What you should do
Print the listing below a second time, exactly, and omit its images.

Data to use
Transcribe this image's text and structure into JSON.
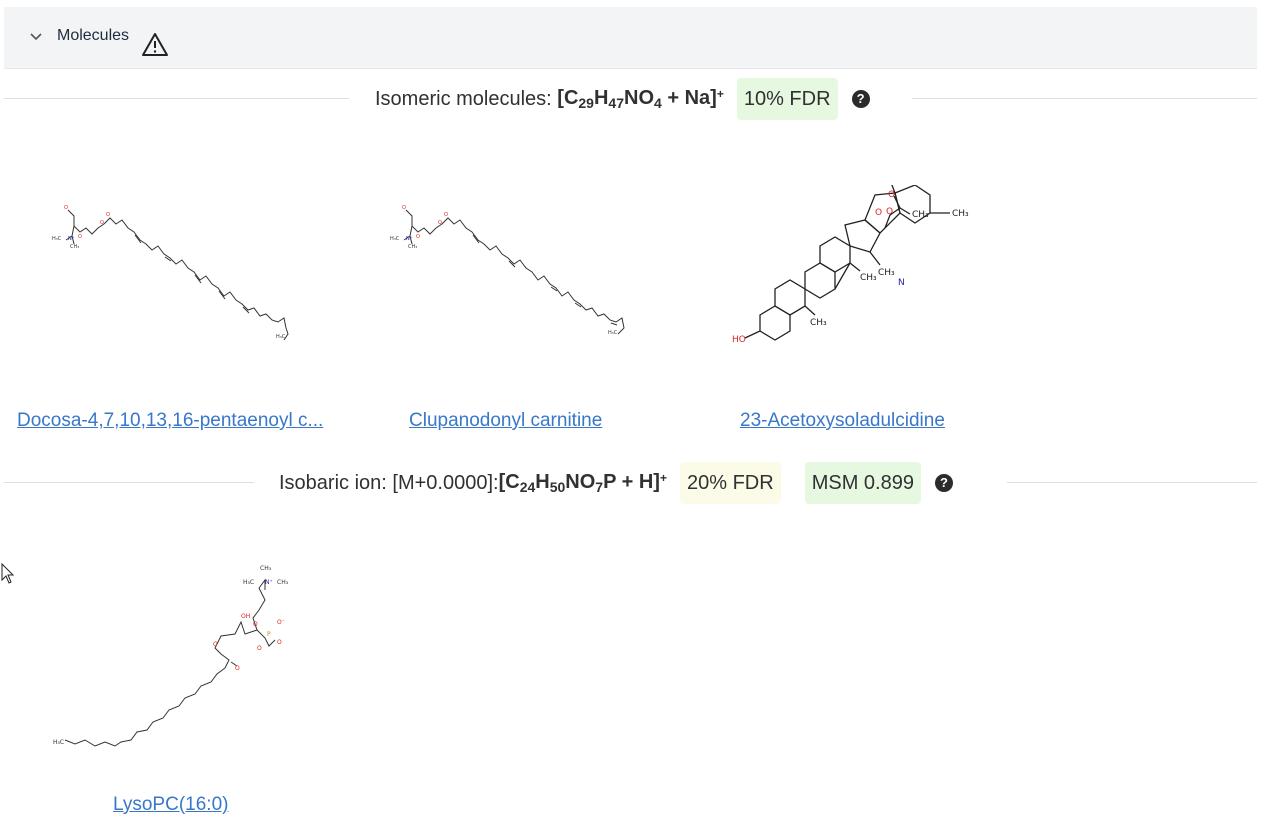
{
  "panel": {
    "title": "Molecules",
    "chevron_icon": "chevron-down-icon",
    "warning_icon": "warning-triangle-icon"
  },
  "isomeric": {
    "prefix": "Isomeric molecules: ",
    "formula_parts": {
      "open": "[C",
      "c": "29",
      "h_label": "H",
      "h": "47",
      "rest": "NO",
      "o": "4",
      "adduct": " + Na]",
      "charge": "+"
    },
    "fdr_badge": "10% FDR",
    "help_icon": "help-circle-icon",
    "help_glyph": "?",
    "molecules": [
      {
        "name": "Docosa-4,7,10,13,16-pentaenoyl c..."
      },
      {
        "name": "Clupanodonyl carnitine"
      },
      {
        "name": "23-Acetoxysoladulcidine"
      }
    ]
  },
  "isobaric": {
    "prefix": "Isobaric ion: [M+0.0000]: ",
    "formula_parts": {
      "open": "[C",
      "c": "24",
      "h_label": "H",
      "h": "50",
      "rest": "NO",
      "o": "7",
      "tail": "P + H]",
      "charge": "+"
    },
    "fdr_badge": "20% FDR",
    "msm_badge": "MSM 0.899",
    "help_icon": "help-circle-icon",
    "help_glyph": "?",
    "molecules": [
      {
        "name": "LysoPC(16:0)"
      }
    ]
  },
  "colors": {
    "link": "#3877c9",
    "badge_green": "#e7f8e1",
    "badge_yellow": "#fbfbe8",
    "header_bg": "#f2f4f6"
  }
}
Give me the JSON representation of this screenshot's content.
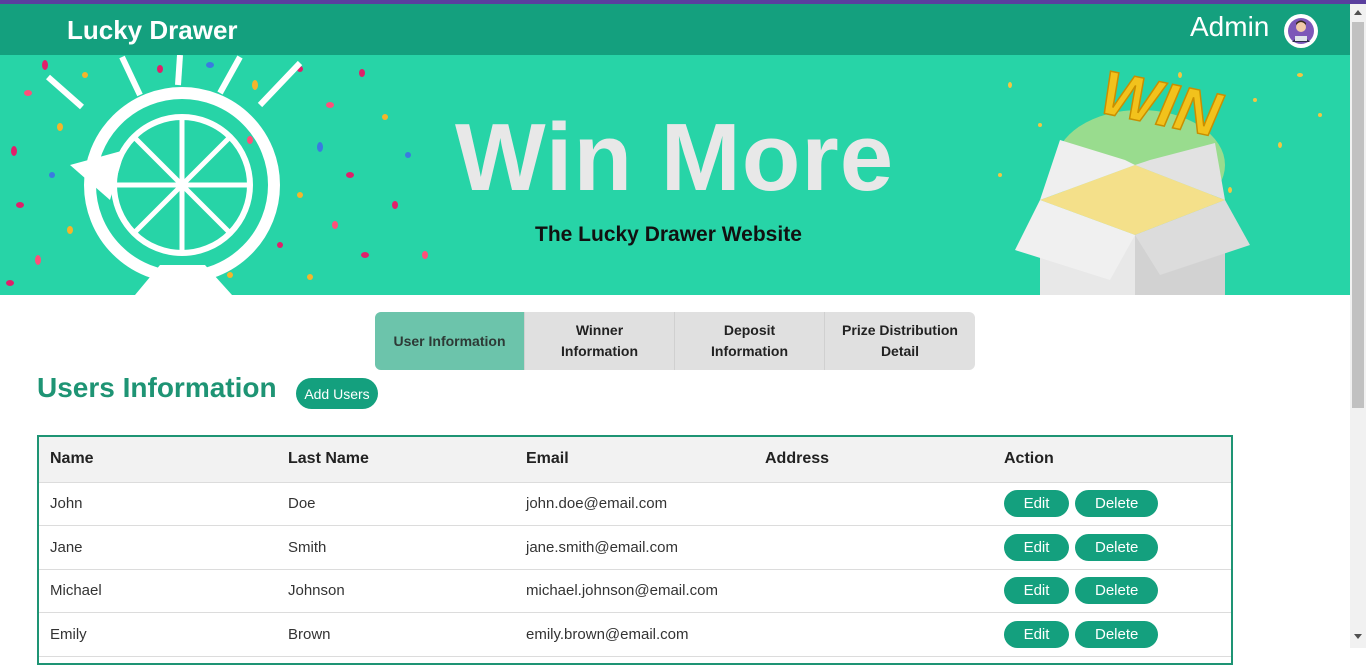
{
  "navbar": {
    "brand": "Lucky Drawer",
    "user_label": "Admin",
    "avatar_icon": "user-avatar-icon"
  },
  "banner": {
    "title": "Win More",
    "subtitle": "The Lucky Drawer Website",
    "badge_text": "WIN"
  },
  "tabs": [
    {
      "label": "User Information",
      "active": true
    },
    {
      "label": "Winner Information",
      "active": false
    },
    {
      "label": "Deposit Information",
      "active": false
    },
    {
      "label": "Prize Distribution Detail",
      "active": false
    }
  ],
  "section": {
    "title": "Users Information",
    "add_button": "Add Users"
  },
  "table": {
    "headers": [
      "Name",
      "Last Name",
      "Email",
      "Address",
      "Action"
    ],
    "rows": [
      {
        "name": "John",
        "last_name": "Doe",
        "email": "john.doe@email.com",
        "address": ""
      },
      {
        "name": "Jane",
        "last_name": "Smith",
        "email": "jane.smith@email.com",
        "address": ""
      },
      {
        "name": "Michael",
        "last_name": "Johnson",
        "email": "michael.johnson@email.com",
        "address": ""
      },
      {
        "name": "Emily",
        "last_name": "Brown",
        "email": "emily.brown@email.com",
        "address": ""
      }
    ],
    "edit_label": "Edit",
    "delete_label": "Delete"
  },
  "colors": {
    "primary": "#14a07e",
    "banner": "#27d4a7",
    "active_tab": "#6cc4ab",
    "top_line": "#5a3f9e"
  }
}
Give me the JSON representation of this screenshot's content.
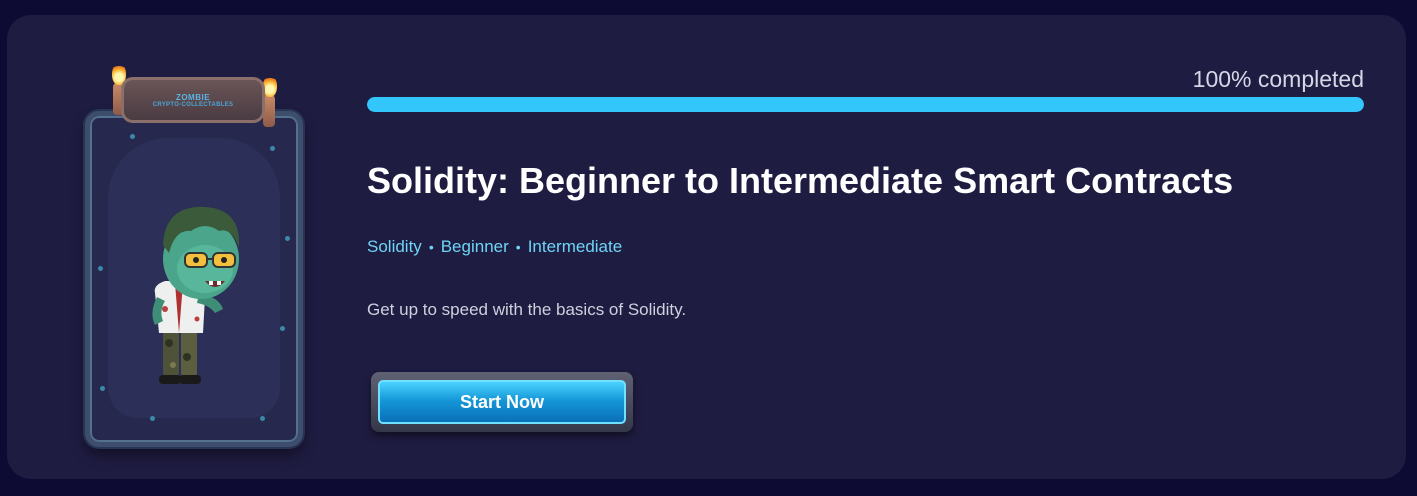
{
  "card": {
    "art": {
      "plaque_title": "ZOMBIE",
      "plaque_subtitle": "CRYPTO-COLLECTABLES",
      "character": "zombie-character"
    },
    "progress": {
      "label": "100% completed",
      "fraction": 1.0,
      "color": "#33c6fb"
    },
    "title": "Solidity: Beginner to Intermediate Smart Contracts",
    "tags": [
      "Solidity",
      "Beginner",
      "Intermediate"
    ],
    "tag_separator": "•",
    "description": "Get up to speed with the basics of Solidity.",
    "button_label": "Start Now"
  },
  "colors": {
    "page_bg": "#0d0b33",
    "card_bg": "#1f1c42",
    "accent": "#33c6fb",
    "tag_text": "#6fd4f5"
  }
}
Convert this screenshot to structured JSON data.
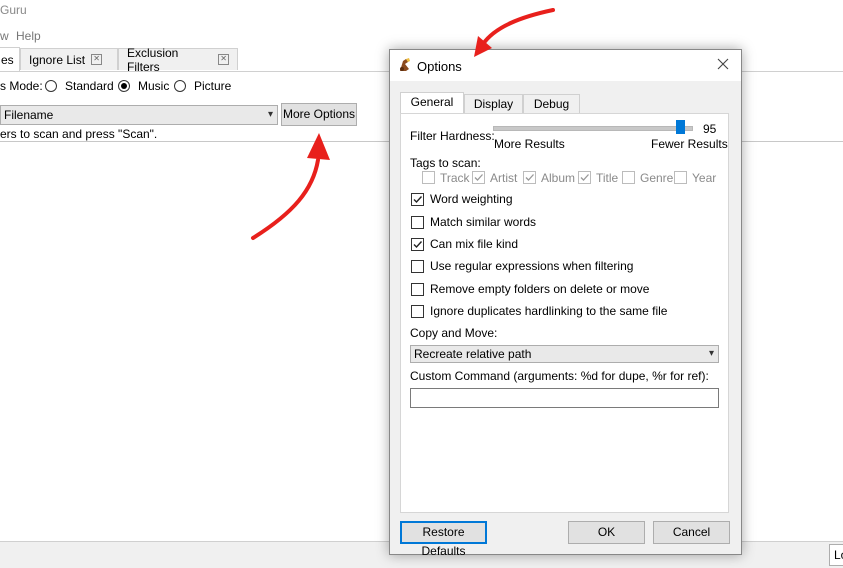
{
  "app": {
    "title": "Guru",
    "menu": [
      "w",
      "Help"
    ],
    "tabs": [
      {
        "label": "es"
      },
      {
        "label": "Ignore List"
      },
      {
        "label": "Exclusion Filters"
      }
    ],
    "mode_label": "s Mode:",
    "modes": [
      {
        "label": "Standard",
        "selected": false
      },
      {
        "label": "Music",
        "selected": true
      },
      {
        "label": "Picture",
        "selected": false
      }
    ],
    "scan_type_value": "Filename",
    "more_options_label": "More Options",
    "hint": "ers to scan and press \"Scan\".",
    "status_button_label": "Lo"
  },
  "dialog": {
    "title": "Options",
    "tabs": [
      "General",
      "Display",
      "Debug"
    ],
    "filter_hardness": {
      "label": "Filter Hardness:",
      "value": 95,
      "min_label": "More Results",
      "max_label": "Fewer Results",
      "fraction": 0.95
    },
    "tags": {
      "label": "Tags to scan:",
      "items": [
        {
          "label": "Track",
          "checked": false
        },
        {
          "label": "Artist",
          "checked": true
        },
        {
          "label": "Album",
          "checked": true
        },
        {
          "label": "Title",
          "checked": true
        },
        {
          "label": "Genre",
          "checked": false
        },
        {
          "label": "Year",
          "checked": false
        }
      ]
    },
    "options": [
      {
        "label": "Word weighting",
        "checked": true
      },
      {
        "label": "Match similar words",
        "checked": false
      },
      {
        "label": "Can mix file kind",
        "checked": true
      },
      {
        "label": "Use regular expressions when filtering",
        "checked": false
      },
      {
        "label": "Remove empty folders on delete or move",
        "checked": false
      },
      {
        "label": "Ignore duplicates hardlinking to the same file",
        "checked": false
      }
    ],
    "copy_move": {
      "label": "Copy and Move:",
      "value": "Recreate relative path"
    },
    "custom_command": {
      "label": "Custom Command (arguments: %d for dupe, %r for ref):",
      "value": ""
    },
    "buttons": {
      "restore": "Restore Defaults",
      "ok": "OK",
      "cancel": "Cancel"
    }
  },
  "colors": {
    "annotation_arrow": "#e8201c",
    "slider_accent": "#0078d7",
    "focus_border": "#0078d7"
  }
}
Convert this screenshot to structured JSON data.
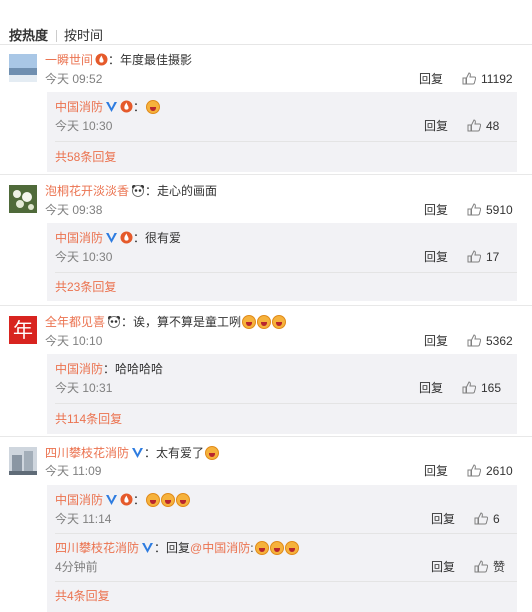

Expected output
Transcribe this image's text and structure into JSON.
{
  "panel": {
    "title": "Molecules",
    "chevron_icon": "chevron-down-icon",
    "warning_icon": "warning-triangle-icon"
  },
  "isomeric": {
    "prefix": "Isomeric molecules: ",
    "formula_parts": {
      "open": "[C",
      "c": "29",
      "h_label": "H",
      "h": "47",
      "rest": "NO",
      "o": "4",
      "adduct": " + Na]",
      "charge": "+"
    },
    "fdr_badge": "10% FDR",
    "help_icon": "help-circle-icon",
    "help_glyph": "?",
    "molecules": [
      {
        "name": "Docosa-4,7,10,13,16-pentaenoyl c..."
      },
      {
        "name": "Clupanodonyl carnitine"
      },
      {
        "name": "23-Acetoxysoladulcidine"
      }
    ]
  },
  "isobaric": {
    "prefix": "Isobaric ion: [M+0.0000]: ",
    "formula_parts": {
      "open": "[C",
      "c": "24",
      "h_label": "H",
      "h": "50",
      "rest": "NO",
      "o": "7",
      "tail": "P + H]",
      "charge": "+"
    },
    "fdr_badge": "20% FDR",
    "msm_badge": "MSM 0.899",
    "help_icon": "help-circle-icon",
    "help_glyph": "?",
    "molecules": [
      {
        "name": "LysoPC(16:0)"
      }
    ]
  },
  "colors": {
    "link": "#3877c9",
    "badge_green": "#e7f8e1",
    "badge_yellow": "#fbfbe8",
    "header_bg": "#f2f4f6"
  }
}
Give me the JSON representation of this screenshot's content.
{
  "navbar": {
    "brand": "Lucky Drawer",
    "user_label": "Admin",
    "avatar_icon": "user-avatar-icon"
  },
  "banner": {
    "title": "Win More",
    "subtitle": "The Lucky Drawer Website",
    "badge_text": "WIN"
  },
  "tabs": [
    {
      "label": "User Information",
      "active": true
    },
    {
      "label": "Winner Information",
      "active": false
    },
    {
      "label": "Deposit Information",
      "active": false
    },
    {
      "label": "Prize Distribution Detail",
      "active": false
    }
  ],
  "section": {
    "title": "Users Information",
    "add_button": "Add Users"
  },
  "table": {
    "headers": [
      "Name",
      "Last Name",
      "Email",
      "Address",
      "Action"
    ],
    "rows": [
      {
        "name": "John",
        "last_name": "Doe",
        "email": "john.doe@email.com",
        "address": ""
      },
      {
        "name": "Jane",
        "last_name": "Smith",
        "email": "jane.smith@email.com",
        "address": ""
      },
      {
        "name": "Michael",
        "last_name": "Johnson",
        "email": "michael.johnson@email.com",
        "address": ""
      },
      {
        "name": "Emily",
        "last_name": "Brown",
        "email": "emily.brown@email.com",
        "address": ""
      }
    ],
    "edit_label": "Edit",
    "delete_label": "Delete"
  },
  "colors": {
    "primary": "#14a07e",
    "banner": "#27d4a7",
    "active_tab": "#6cc4ab",
    "top_line": "#5a3f9e"
  }
}
Give me the JSON representation of this screenshot's content.
{
  "card": {
    "art": {
      "plaque_title": "ZOMBIE",
      "plaque_subtitle": "CRYPTO-COLLECTABLES",
      "character": "zombie-character"
    },
    "progress": {
      "label": "100% completed",
      "fraction": 1.0,
      "color": "#33c6fb"
    },
    "title": "Solidity: Beginner to Intermediate Smart Contracts",
    "tags": [
      "Solidity",
      "Beginner",
      "Intermediate"
    ],
    "tag_separator": "•",
    "description": "Get up to speed with the basics of Solidity.",
    "button_label": "Start Now"
  },
  "colors": {
    "page_bg": "#0d0b33",
    "card_bg": "#1f1c42",
    "accent": "#33c6fb",
    "tag_text": "#6fd4f5"
  }
}
Convert this screenshot to structured JSON data.
{
  "app": {
    "title": "Guru",
    "menu": [
      "w",
      "Help"
    ],
    "tabs": [
      {
        "label": "es"
      },
      {
        "label": "Ignore List"
      },
      {
        "label": "Exclusion Filters"
      }
    ],
    "mode_label": "s Mode:",
    "modes": [
      {
        "label": "Standard",
        "selected": false
      },
      {
        "label": "Music",
        "selected": true
      },
      {
        "label": "Picture",
        "selected": false
      }
    ],
    "scan_type_value": "Filename",
    "more_options_label": "More Options",
    "hint": "ers to scan and press \"Scan\".",
    "status_button_label": "Lo"
  },
  "dialog": {
    "title": "Options",
    "tabs": [
      "General",
      "Display",
      "Debug"
    ],
    "filter_hardness": {
      "label": "Filter Hardness:",
      "value": 95,
      "min_label": "More Results",
      "max_label": "Fewer Results",
      "fraction": 0.95
    },
    "tags": {
      "label": "Tags to scan:",
      "items": [
        {
          "label": "Track",
          "checked": false
        },
        {
          "label": "Artist",
          "checked": true
        },
        {
          "label": "Album",
          "checked": true
        },
        {
          "label": "Title",
          "checked": true
        },
        {
          "label": "Genre",
          "checked": false
        },
        {
          "label": "Year",
          "checked": false
        }
      ]
    },
    "options": [
      {
        "label": "Word weighting",
        "checked": true
      },
      {
        "label": "Match similar words",
        "checked": false
      },
      {
        "label": "Can mix file kind",
        "checked": true
      },
      {
        "label": "Use regular expressions when filtering",
        "checked": false
      },
      {
        "label": "Remove empty folders on delete or move",
        "checked": false
      },
      {
        "label": "Ignore duplicates hardlinking to the same file",
        "checked": false
      }
    ],
    "copy_move": {
      "label": "Copy and Move:",
      "value": "Recreate relative path"
    },
    "custom_command": {
      "label": "Custom Command (arguments: %d for dupe, %r for ref):",
      "value": ""
    },
    "buttons": {
      "restore": "Restore Defaults",
      "ok": "OK",
      "cancel": "Cancel"
    }
  },
  "colors": {
    "annotation_arrow": "#e8201c",
    "slider_accent": "#0078d7",
    "focus_border": "#0078d7"
  }
}
Convert this screenshot to structured JSON data.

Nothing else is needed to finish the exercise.